Reproduce all of the entries below exactly, without a single change.

======== RECORDS FOR THIS TASK

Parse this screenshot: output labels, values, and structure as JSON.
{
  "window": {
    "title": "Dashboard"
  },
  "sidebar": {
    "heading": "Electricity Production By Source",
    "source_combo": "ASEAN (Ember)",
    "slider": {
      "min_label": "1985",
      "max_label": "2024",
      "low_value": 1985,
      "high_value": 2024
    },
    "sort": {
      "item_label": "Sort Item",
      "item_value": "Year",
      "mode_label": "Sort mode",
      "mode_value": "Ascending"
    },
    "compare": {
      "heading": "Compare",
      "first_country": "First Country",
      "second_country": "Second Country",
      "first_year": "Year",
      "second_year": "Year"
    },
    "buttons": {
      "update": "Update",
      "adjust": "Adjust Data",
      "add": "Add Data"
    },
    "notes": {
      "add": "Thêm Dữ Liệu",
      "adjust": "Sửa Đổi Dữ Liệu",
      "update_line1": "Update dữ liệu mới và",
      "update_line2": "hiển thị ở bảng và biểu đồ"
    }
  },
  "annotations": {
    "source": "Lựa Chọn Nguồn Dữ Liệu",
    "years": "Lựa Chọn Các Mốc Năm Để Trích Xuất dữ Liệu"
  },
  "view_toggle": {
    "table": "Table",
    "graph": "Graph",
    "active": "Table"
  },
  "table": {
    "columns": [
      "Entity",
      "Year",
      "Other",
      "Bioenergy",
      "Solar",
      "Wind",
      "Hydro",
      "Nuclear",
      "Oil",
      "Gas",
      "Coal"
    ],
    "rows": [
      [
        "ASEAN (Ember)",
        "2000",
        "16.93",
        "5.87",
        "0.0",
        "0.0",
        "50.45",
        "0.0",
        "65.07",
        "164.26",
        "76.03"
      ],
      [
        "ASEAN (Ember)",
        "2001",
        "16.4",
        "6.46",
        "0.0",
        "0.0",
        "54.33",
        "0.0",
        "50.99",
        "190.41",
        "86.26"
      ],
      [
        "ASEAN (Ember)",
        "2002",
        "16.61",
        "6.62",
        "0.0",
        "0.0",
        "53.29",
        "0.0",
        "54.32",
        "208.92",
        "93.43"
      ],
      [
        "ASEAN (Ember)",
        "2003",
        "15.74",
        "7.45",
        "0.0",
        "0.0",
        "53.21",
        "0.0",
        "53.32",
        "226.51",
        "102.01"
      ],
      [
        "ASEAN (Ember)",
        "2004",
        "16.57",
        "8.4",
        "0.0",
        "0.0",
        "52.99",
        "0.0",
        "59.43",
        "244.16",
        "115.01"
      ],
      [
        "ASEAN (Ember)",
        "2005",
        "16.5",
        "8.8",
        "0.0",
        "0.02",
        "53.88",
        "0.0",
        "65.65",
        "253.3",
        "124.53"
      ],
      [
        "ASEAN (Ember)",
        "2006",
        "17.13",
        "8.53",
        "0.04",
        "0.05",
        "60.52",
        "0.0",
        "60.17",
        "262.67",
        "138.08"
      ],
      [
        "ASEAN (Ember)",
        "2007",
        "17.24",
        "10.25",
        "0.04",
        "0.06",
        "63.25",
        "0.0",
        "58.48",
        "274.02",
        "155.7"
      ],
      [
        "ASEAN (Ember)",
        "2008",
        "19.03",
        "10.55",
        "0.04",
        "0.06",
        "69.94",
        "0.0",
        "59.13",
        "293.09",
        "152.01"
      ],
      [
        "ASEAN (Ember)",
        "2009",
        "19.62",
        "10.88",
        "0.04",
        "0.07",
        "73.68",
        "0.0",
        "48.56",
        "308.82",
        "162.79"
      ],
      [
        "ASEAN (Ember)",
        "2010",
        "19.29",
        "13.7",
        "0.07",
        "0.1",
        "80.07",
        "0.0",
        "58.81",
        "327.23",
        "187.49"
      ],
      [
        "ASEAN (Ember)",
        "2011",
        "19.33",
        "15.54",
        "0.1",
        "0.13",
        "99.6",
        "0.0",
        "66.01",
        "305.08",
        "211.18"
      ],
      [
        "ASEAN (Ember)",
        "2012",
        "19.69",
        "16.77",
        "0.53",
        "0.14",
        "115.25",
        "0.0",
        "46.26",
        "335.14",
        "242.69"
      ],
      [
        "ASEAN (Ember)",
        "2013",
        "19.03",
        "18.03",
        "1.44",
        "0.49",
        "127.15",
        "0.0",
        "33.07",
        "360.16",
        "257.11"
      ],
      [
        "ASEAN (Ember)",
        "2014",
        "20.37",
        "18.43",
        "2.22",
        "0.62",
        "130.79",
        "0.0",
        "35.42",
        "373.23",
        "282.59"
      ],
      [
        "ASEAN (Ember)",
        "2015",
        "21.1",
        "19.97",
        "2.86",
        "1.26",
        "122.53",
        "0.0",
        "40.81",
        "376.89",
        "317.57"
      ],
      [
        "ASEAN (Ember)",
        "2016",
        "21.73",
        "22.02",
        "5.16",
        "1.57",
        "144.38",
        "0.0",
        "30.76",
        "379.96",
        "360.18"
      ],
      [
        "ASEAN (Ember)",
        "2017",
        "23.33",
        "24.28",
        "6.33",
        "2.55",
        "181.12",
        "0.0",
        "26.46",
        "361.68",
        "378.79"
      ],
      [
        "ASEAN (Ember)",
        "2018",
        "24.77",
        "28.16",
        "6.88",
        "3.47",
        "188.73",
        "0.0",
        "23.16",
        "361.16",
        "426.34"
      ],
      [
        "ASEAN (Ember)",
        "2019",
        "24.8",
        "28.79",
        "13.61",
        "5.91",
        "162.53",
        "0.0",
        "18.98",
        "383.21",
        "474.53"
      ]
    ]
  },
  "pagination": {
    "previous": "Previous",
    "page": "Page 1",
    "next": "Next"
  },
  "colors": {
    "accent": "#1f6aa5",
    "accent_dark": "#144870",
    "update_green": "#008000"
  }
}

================

*OUTPUT BELOW:*
Parse this screenshot: output labels, values, and structure as JSON.
{
  "window": {
    "title": "Dashboard"
  },
  "sidebar": {
    "heading": "Electricity Production By Source",
    "source_combo": "ASEAN (Ember)",
    "slider": {
      "min_label": "1985",
      "max_label": "2024",
      "low_value": 1985,
      "high_value": 2024
    },
    "sort": {
      "item_label": "Sort Item",
      "item_value": "Year",
      "mode_label": "Sort mode",
      "mode_value": "Ascending"
    },
    "compare": {
      "heading": "Compare",
      "first_country": "First Country",
      "second_country": "Second Country",
      "first_year": "Year",
      "second_year": "Year"
    },
    "buttons": {
      "update": "Update",
      "adjust": "Adjust Data",
      "add": "Add Data"
    },
    "notes": {
      "add": "Thêm Dữ Liệu",
      "adjust": "Sửa Đổi Dữ Liệu",
      "update_line1": "Update dữ liệu mới và",
      "update_line2": "hiển thị ở bảng và biểu đồ"
    }
  },
  "annotations": {
    "source": "Lựa Chọn Nguồn Dữ Liệu",
    "years": "Lựa Chọn Các Mốc Năm Để Trích Xuất dữ Liệu"
  },
  "view_toggle": {
    "table": "Table",
    "graph": "Graph",
    "active": "Table"
  },
  "table": {
    "columns": [
      "Entity",
      "Year",
      "Other",
      "Bioenergy",
      "Solar",
      "Wind",
      "Hydro",
      "Nuclear",
      "Oil",
      "Gas",
      "Coal"
    ],
    "rows": [
      [
        "ASEAN (Ember)",
        "2000",
        "16.93",
        "5.87",
        "0.0",
        "0.0",
        "50.45",
        "0.0",
        "65.07",
        "164.26",
        "76.03"
      ],
      [
        "ASEAN (Ember)",
        "2001",
        "16.4",
        "6.46",
        "0.0",
        "0.0",
        "54.33",
        "0.0",
        "50.99",
        "190.41",
        "86.26"
      ],
      [
        "ASEAN (Ember)",
        "2002",
        "16.61",
        "6.62",
        "0.0",
        "0.0",
        "53.29",
        "0.0",
        "54.32",
        "208.92",
        "93.43"
      ],
      [
        "ASEAN (Ember)",
        "2003",
        "15.74",
        "7.45",
        "0.0",
        "0.0",
        "53.21",
        "0.0",
        "53.32",
        "226.51",
        "102.01"
      ],
      [
        "ASEAN (Ember)",
        "2004",
        "16.57",
        "8.4",
        "0.0",
        "0.0",
        "52.99",
        "0.0",
        "59.43",
        "244.16",
        "115.01"
      ],
      [
        "ASEAN (Ember)",
        "2005",
        "16.5",
        "8.8",
        "0.0",
        "0.02",
        "53.88",
        "0.0",
        "65.65",
        "253.3",
        "124.53"
      ],
      [
        "ASEAN (Ember)",
        "2006",
        "17.13",
        "8.53",
        "0.04",
        "0.05",
        "60.52",
        "0.0",
        "60.17",
        "262.67",
        "138.08"
      ],
      [
        "ASEAN (Ember)",
        "2007",
        "17.24",
        "10.25",
        "0.04",
        "0.06",
        "63.25",
        "0.0",
        "58.48",
        "274.02",
        "155.7"
      ],
      [
        "ASEAN (Ember)",
        "2008",
        "19.03",
        "10.55",
        "0.04",
        "0.06",
        "69.94",
        "0.0",
        "59.13",
        "293.09",
        "152.01"
      ],
      [
        "ASEAN (Ember)",
        "2009",
        "19.62",
        "10.88",
        "0.04",
        "0.07",
        "73.68",
        "0.0",
        "48.56",
        "308.82",
        "162.79"
      ],
      [
        "ASEAN (Ember)",
        "2010",
        "19.29",
        "13.7",
        "0.07",
        "0.1",
        "80.07",
        "0.0",
        "58.81",
        "327.23",
        "187.49"
      ],
      [
        "ASEAN (Ember)",
        "2011",
        "19.33",
        "15.54",
        "0.1",
        "0.13",
        "99.6",
        "0.0",
        "66.01",
        "305.08",
        "211.18"
      ],
      [
        "ASEAN (Ember)",
        "2012",
        "19.69",
        "16.77",
        "0.53",
        "0.14",
        "115.25",
        "0.0",
        "46.26",
        "335.14",
        "242.69"
      ],
      [
        "ASEAN (Ember)",
        "2013",
        "19.03",
        "18.03",
        "1.44",
        "0.49",
        "127.15",
        "0.0",
        "33.07",
        "360.16",
        "257.11"
      ],
      [
        "ASEAN (Ember)",
        "2014",
        "20.37",
        "18.43",
        "2.22",
        "0.62",
        "130.79",
        "0.0",
        "35.42",
        "373.23",
        "282.59"
      ],
      [
        "ASEAN (Ember)",
        "2015",
        "21.1",
        "19.97",
        "2.86",
        "1.26",
        "122.53",
        "0.0",
        "40.81",
        "376.89",
        "317.57"
      ],
      [
        "ASEAN (Ember)",
        "2016",
        "21.73",
        "22.02",
        "5.16",
        "1.57",
        "144.38",
        "0.0",
        "30.76",
        "379.96",
        "360.18"
      ],
      [
        "ASEAN (Ember)",
        "2017",
        "23.33",
        "24.28",
        "6.33",
        "2.55",
        "181.12",
        "0.0",
        "26.46",
        "361.68",
        "378.79"
      ],
      [
        "ASEAN (Ember)",
        "2018",
        "24.77",
        "28.16",
        "6.88",
        "3.47",
        "188.73",
        "0.0",
        "23.16",
        "361.16",
        "426.34"
      ],
      [
        "ASEAN (Ember)",
        "2019",
        "24.8",
        "28.79",
        "13.61",
        "5.91",
        "162.53",
        "0.0",
        "18.98",
        "383.21",
        "474.53"
      ]
    ]
  },
  "pagination": {
    "previous": "Previous",
    "page": "Page 1",
    "next": "Next"
  },
  "colors": {
    "accent": "#1f6aa5",
    "accent_dark": "#144870",
    "update_green": "#008000"
  }
}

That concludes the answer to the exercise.